After five years of dating, Rachel married her boyfriend, also a virgin, at twenty-three. Although her new husband was prepared for some difficulty, neither he nor Rachel could have expected the great sexual challenges that lay before them. Although there was no physical explanation, even getting close to having sex was upsetting to Rachel. “When it didn’t come easy, I would start crying and sometimes have a panic attack,” she said. “Then I would feel guilty for crying. I kept thinking, This is not what it’s supposed to be. I was worried he was going to leave me.”


While Rachel looked at their sex life as a failure, her husband noted the little successes, no matter how small. Rachel and her husband didn’t successfully have sex for two years. “It affected my confidence in every area of my life,” Rachel said. “I felt like such a failure.”


After a few months of marriage, Rachel became aware that her sex life was affecting her spiritual life. She didn’t want to go to church. “It took me a while to unpack,” she said. “They spent so much time teaching me how to be a good Christian girl, but no one ever told me how to be a woman. I only got how to be a pure flower, judging everyone else. I felt brainwashed and manipulated. I didn’t want anything to do with it.”


After a two-year battle to do something that seemed to come so naturally to many other people, it was easy to be discouraged. “You just kind of lose hope,” Rachel said. “I was wrestling with my identity. I’d always been the good Christian girl who did everything right and checked all the boxes. When I made mistakes — at least I wasn’t a pregnant teenager.”


Slowly, Rachel relinquished her prideful, good-girl identity. Recently, she was helping out with the youth group when a young girl came to her because she’d had sex with her boyfriend.

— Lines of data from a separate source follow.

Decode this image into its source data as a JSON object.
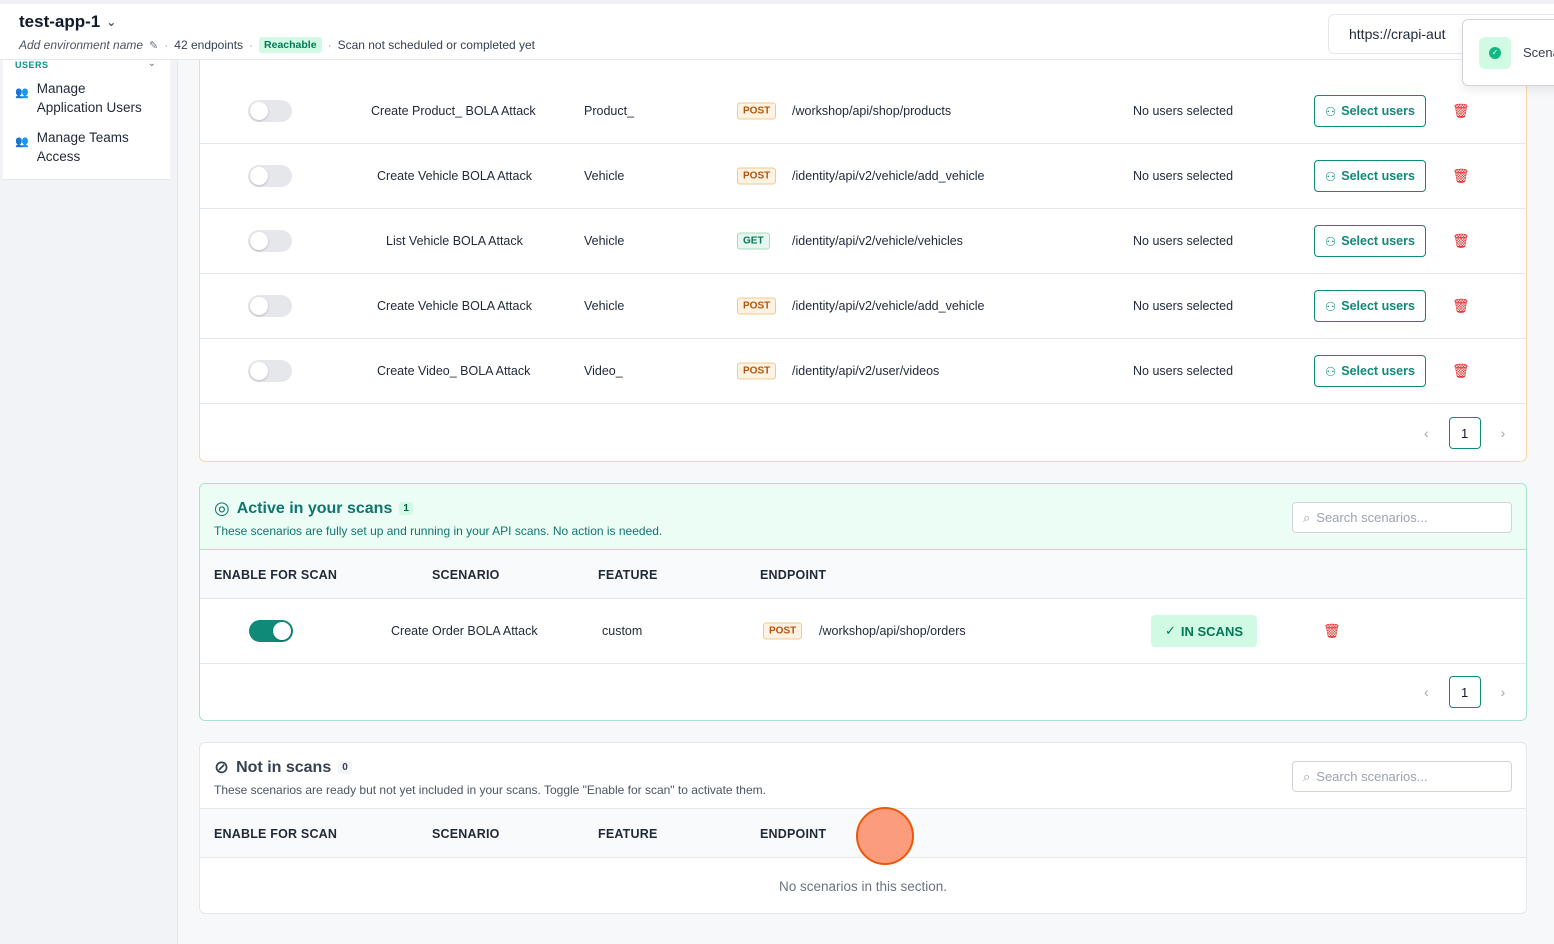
{
  "header": {
    "app_name": "test-app-1",
    "env_placeholder": "Add environment name",
    "endpoints": "42 endpoints",
    "reachable": "Reachable",
    "scan_status": "Scan not scheduled or completed yet",
    "url": "https://crapi-aut"
  },
  "toast": {
    "text": "Scena"
  },
  "sidebar": {
    "section": "USERS",
    "items": [
      {
        "label1": "Manage",
        "label2": "Application Users"
      },
      {
        "label1": "Manage Teams",
        "label2": "Access"
      }
    ]
  },
  "pending_rows": [
    {
      "scenario": "Create Product_ BOLA Attack",
      "feature": "Product_",
      "method": "POST",
      "endpoint": "/workshop/api/shop/products",
      "users": "No users selected",
      "button": "Select users"
    },
    {
      "scenario": "Create Vehicle BOLA Attack",
      "feature": "Vehicle",
      "method": "POST",
      "endpoint": "/identity/api/v2/vehicle/add_vehicle",
      "users": "No users selected",
      "button": "Select users"
    },
    {
      "scenario": "List Vehicle BOLA Attack",
      "feature": "Vehicle",
      "method": "GET",
      "endpoint": "/identity/api/v2/vehicle/vehicles",
      "users": "No users selected",
      "button": "Select users"
    },
    {
      "scenario": "Create Vehicle BOLA Attack",
      "feature": "Vehicle",
      "method": "POST",
      "endpoint": "/identity/api/v2/vehicle/add_vehicle",
      "users": "No users selected",
      "button": "Select users"
    },
    {
      "scenario": "Create Video_ BOLA Attack",
      "feature": "Video_",
      "method": "POST",
      "endpoint": "/identity/api/v2/user/videos",
      "users": "No users selected",
      "button": "Select users"
    }
  ],
  "pagination": {
    "page": "1",
    "prev": "‹",
    "next": "›"
  },
  "active": {
    "title": "Active in your scans",
    "count": "1",
    "description": "These scenarios are fully set up and running in your API scans. No action is needed.",
    "search_placeholder": "Search scenarios...",
    "columns": [
      "ENABLE FOR SCAN",
      "SCENARIO",
      "FEATURE",
      "ENDPOINT"
    ],
    "rows": [
      {
        "scenario": "Create Order BOLA Attack",
        "feature": "custom",
        "method": "POST",
        "endpoint": "/workshop/api/shop/orders",
        "status": "IN SCANS"
      }
    ]
  },
  "not_in_scans": {
    "title": "Not in scans",
    "count": "0",
    "description": "These scenarios are ready but not yet included in your scans. Toggle \"Enable for scan\" to activate them.",
    "search_placeholder": "Search scenarios...",
    "columns": [
      "ENABLE FOR SCAN",
      "SCENARIO",
      "FEATURE",
      "ENDPOINT"
    ],
    "empty": "No scenarios in this section."
  },
  "colors": {
    "accent": "#0f8a78",
    "post": "#b45309",
    "get": "#047857",
    "danger": "#dc2626"
  }
}
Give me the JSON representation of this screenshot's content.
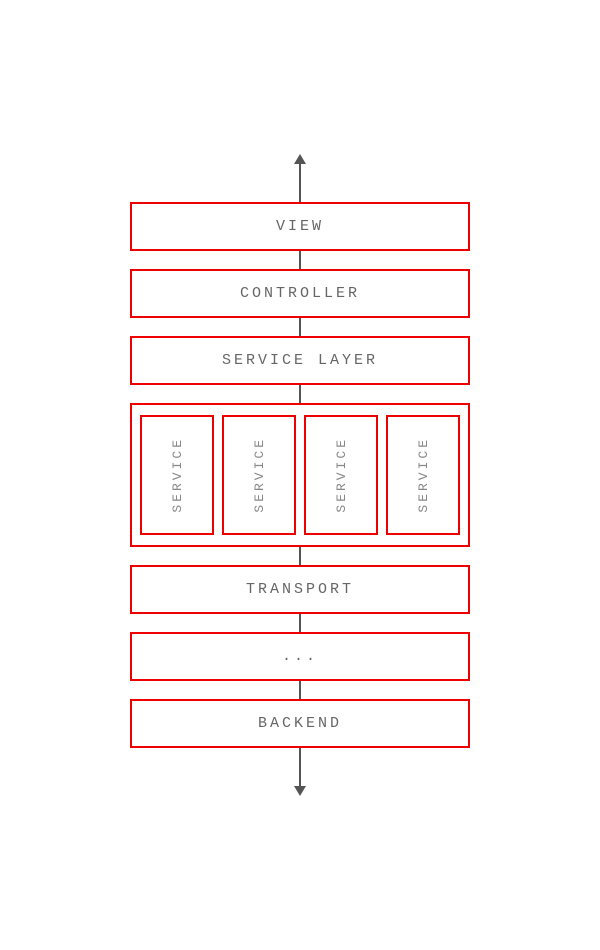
{
  "diagram": {
    "arrow_up_label": "up",
    "arrow_down_label": "down",
    "boxes": [
      {
        "id": "view",
        "label": "VIEW"
      },
      {
        "id": "controller",
        "label": "CONTROLLER"
      },
      {
        "id": "service-layer",
        "label": "SERVICE LAYER"
      },
      {
        "id": "transport",
        "label": "TRANSPORT"
      },
      {
        "id": "dots",
        "label": "..."
      },
      {
        "id": "backend",
        "label": "BACKEND"
      }
    ],
    "services": [
      {
        "id": "service-1",
        "label": "SERVICE"
      },
      {
        "id": "service-2",
        "label": "SERVICE"
      },
      {
        "id": "service-3",
        "label": "SERVICE"
      },
      {
        "id": "service-4",
        "label": "SERVICE"
      }
    ]
  }
}
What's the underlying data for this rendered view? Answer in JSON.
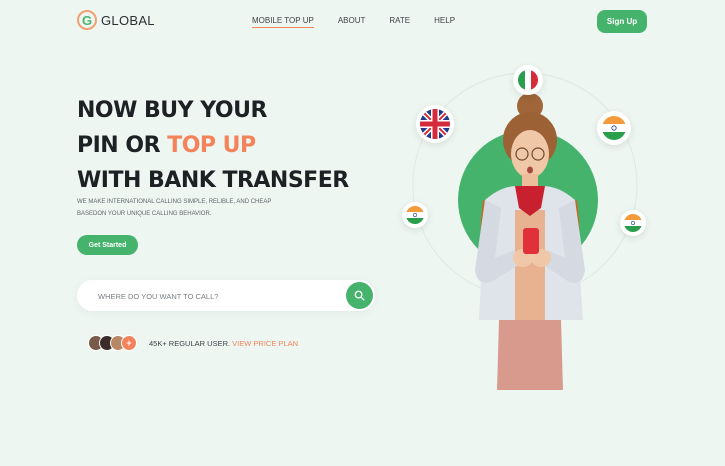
{
  "brand": {
    "letter": "G",
    "name": "GLOBAL"
  },
  "nav": {
    "items": [
      {
        "label": "MOBILE TOP UP",
        "active": true
      },
      {
        "label": "ABOUT",
        "active": false
      },
      {
        "label": "RATE",
        "active": false
      },
      {
        "label": "HELP",
        "active": false
      }
    ],
    "signup_label": "Sign Up"
  },
  "hero": {
    "headline_line1": "NOW BUY YOUR",
    "headline_line2_prefix": "PIN OR ",
    "headline_line2_accent": "TOP UP",
    "headline_line3": "WITH BANK TRANSFER",
    "subtext_line1": "WE MAKE INTERNATIONAL CALLING SIMPLE, RELIBLE, AND CHEAP",
    "subtext_line2": "BASEDON YOUR UNIQUE CALLING BEHAVIOR.",
    "cta_label": "Get Started"
  },
  "search": {
    "placeholder": "WHERE DO YOU WANT TO CALL?",
    "icon": "search-icon"
  },
  "users": {
    "count_text": "45K+ REGULAR USER.",
    "link_text": "VIEW PRICE PLAN",
    "more_glyph": "+"
  },
  "flags": [
    "italy-flag-icon",
    "uk-flag-icon",
    "india-flag-icon",
    "india-flag-icon",
    "india-flag-icon"
  ],
  "colors": {
    "primary": "#46b36c",
    "accent": "#f2835a",
    "background": "#eef6f2",
    "text": "#1d2124"
  }
}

She felt ruined; worried she would have so much baggage to bring into a marriage. “I did everything right and I still had baggage,” Rachel told her. “No matter what, you’re going to make a lot of decisions, some good and some bad, before you get married—if you get married.”


Rachel and her husband grew stronger through this experience. She credits him with being very patient and kind, even though their sex life wasn’t what he had waited for either. “I know another couple who couldn’t have sex and got divorced over it,” she told me. It’s clear she knows what a gift it is that she and her husband continued to persevere as a couple, even though the progress was very slow.


Now Rachel’s sex life is smoother, but the journey has shaped her forever. “I’ve become so much more empathetic toward people who struggle with church because of their sexuality,” she said. “I feel a kindredness. I’ve become really tender toward those who have ‘failed’ sexually, according to the church, because I’m one of them.”


Rachel is quick to point out that there’s no easy solution to what needs to change in the conversations churches have about sexuality, but she does have a few suggestions. “We need to be more honest, not reserving what we think of as too mature conversations,” she said. “Some of these normal parts of life shouldn’t be taboo until you’re married.”


Even now, it’s easy for her to remember her youth pastor’s wife’s words in that long ago Bible study. “We have to be more responsible about how we have these conversations,” she said. “We have to remember that these middle school girls might be getting married in ten years. Scare and shame tactics are careless. My youth pastor’s wife probably has zero memory of that conversation, but it’s the only thing I remember from that Bible study.”


You’ll forgive me, then, with this story ringing in my ears, if I have difficulty believing that Jane the (no longer) Virgin’s sexual problems are solved in a week. All her life, she’s had a flower hanging on her wall, symbolizing her virginity. Her grandmother asks her to squeeze it, and it can never be returned to pristine perfection, symbolizing Jane’s virginity. Purity culture can pack a heavy, awkward bag, no matter what your sexual past. Perhaps we can begin to help each other unpack.